■ **Recorded information**
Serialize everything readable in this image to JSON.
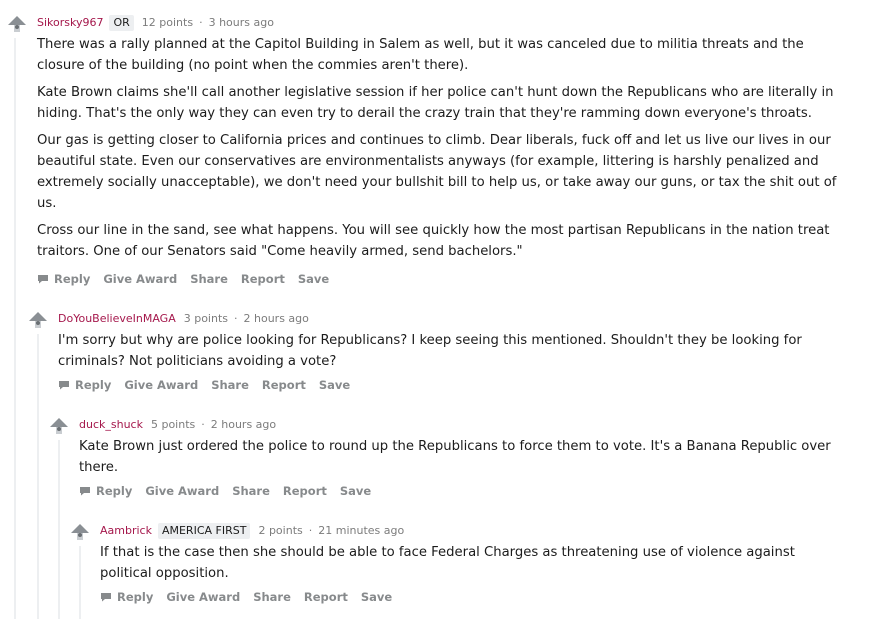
{
  "comments": [
    {
      "author": "Sikorsky967",
      "flair": "OR",
      "points": "12 points",
      "time": "3 hours ago",
      "paragraphs": [
        "There was a rally planned at the Capitol Building in Salem as well, but it was canceled due to militia threats and the closure of the building (no point when the commies aren't there).",
        "Kate Brown claims she'll call another legislative session if her police can't hunt down the Republicans who are literally in hiding. That's the only way they can even try to derail the crazy train that they're ramming down everyone's throats.",
        "Our gas is getting closer to California prices and continues to climb. Dear liberals, fuck off and let us live our lives in our beautiful state. Even our conservatives are environmentalists anyways (for example, littering is harshly penalized and extremely socially unacceptable), we don't need your bullshit bill to help us, or take away our guns, or tax the shit out of us.",
        "Cross our line in the sand, see what happens. You will see quickly how the most partisan Republicans in the nation treat traitors. One of our Senators said \"Come heavily armed, send bachelors.\""
      ]
    },
    {
      "author": "DoYouBelieveInMAGA",
      "points": "3 points",
      "time": "2 hours ago",
      "paragraphs": [
        "I'm sorry but why are police looking for Republicans? I keep seeing this mentioned. Shouldn't they be looking for criminals? Not politicians avoiding a vote?"
      ]
    },
    {
      "author": "duck_shuck",
      "points": "5 points",
      "time": "2 hours ago",
      "paragraphs": [
        "Kate Brown just ordered the police to round up the Republicans to force them to vote. It's a Banana Republic over there."
      ]
    },
    {
      "author": "Aambrick",
      "flair": "AMERICA FIRST",
      "points": "2 points",
      "time": "21 minutes ago",
      "paragraphs": [
        "If that is the case then she should be able to face Federal Charges as threatening use of violence against political opposition."
      ]
    }
  ],
  "actions": {
    "reply": "Reply",
    "give_award": "Give Award",
    "share": "Share",
    "report": "Report",
    "save": "Save"
  },
  "separator": "·",
  "icons": {
    "avatar": "snoo-avatar-icon",
    "reply": "speech-bubble-icon"
  },
  "colors": {
    "author": "#a5184c",
    "meta": "#7c7c7c",
    "action": "#878a8c",
    "thread_line": "#edeff1",
    "flair_bg": "#edeff1"
  }
}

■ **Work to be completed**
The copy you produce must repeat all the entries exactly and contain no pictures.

■ **Output of the task**
Serialize everything readable in this image to JSON.
{
  "comments": [
    {
      "author": "Sikorsky967",
      "flair": "OR",
      "points": "12 points",
      "time": "3 hours ago",
      "paragraphs": [
        "There was a rally planned at the Capitol Building in Salem as well, but it was canceled due to militia threats and the closure of the building (no point when the commies aren't there).",
        "Kate Brown claims she'll call another legislative session if her police can't hunt down the Republicans who are literally in hiding. That's the only way they can even try to derail the crazy train that they're ramming down everyone's throats.",
        "Our gas is getting closer to California prices and continues to climb. Dear liberals, fuck off and let us live our lives in our beautiful state. Even our conservatives are environmentalists anyways (for example, littering is harshly penalized and extremely socially unacceptable), we don't need your bullshit bill to help us, or take away our guns, or tax the shit out of us.",
        "Cross our line in the sand, see what happens. You will see quickly how the most partisan Republicans in the nation treat traitors. One of our Senators said \"Come heavily armed, send bachelors.\""
      ]
    },
    {
      "author": "DoYouBelieveInMAGA",
      "points": "3 points",
      "time": "2 hours ago",
      "paragraphs": [
        "I'm sorry but why are police looking for Republicans? I keep seeing this mentioned. Shouldn't they be looking for criminals? Not politicians avoiding a vote?"
      ]
    },
    {
      "author": "duck_shuck",
      "points": "5 points",
      "time": "2 hours ago",
      "paragraphs": [
        "Kate Brown just ordered the police to round up the Republicans to force them to vote. It's a Banana Republic over there."
      ]
    },
    {
      "author": "Aambrick",
      "flair": "AMERICA FIRST",
      "points": "2 points",
      "time": "21 minutes ago",
      "paragraphs": [
        "If that is the case then she should be able to face Federal Charges as threatening use of violence against political opposition."
      ]
    }
  ],
  "actions": {
    "reply": "Reply",
    "give_award": "Give Award",
    "share": "Share",
    "report": "Report",
    "save": "Save"
  },
  "separator": "·",
  "icons": {
    "avatar": "snoo-avatar-icon",
    "reply": "speech-bubble-icon"
  },
  "colors": {
    "author": "#a5184c",
    "meta": "#7c7c7c",
    "action": "#878a8c",
    "thread_line": "#edeff1",
    "flair_bg": "#edeff1"
  }
}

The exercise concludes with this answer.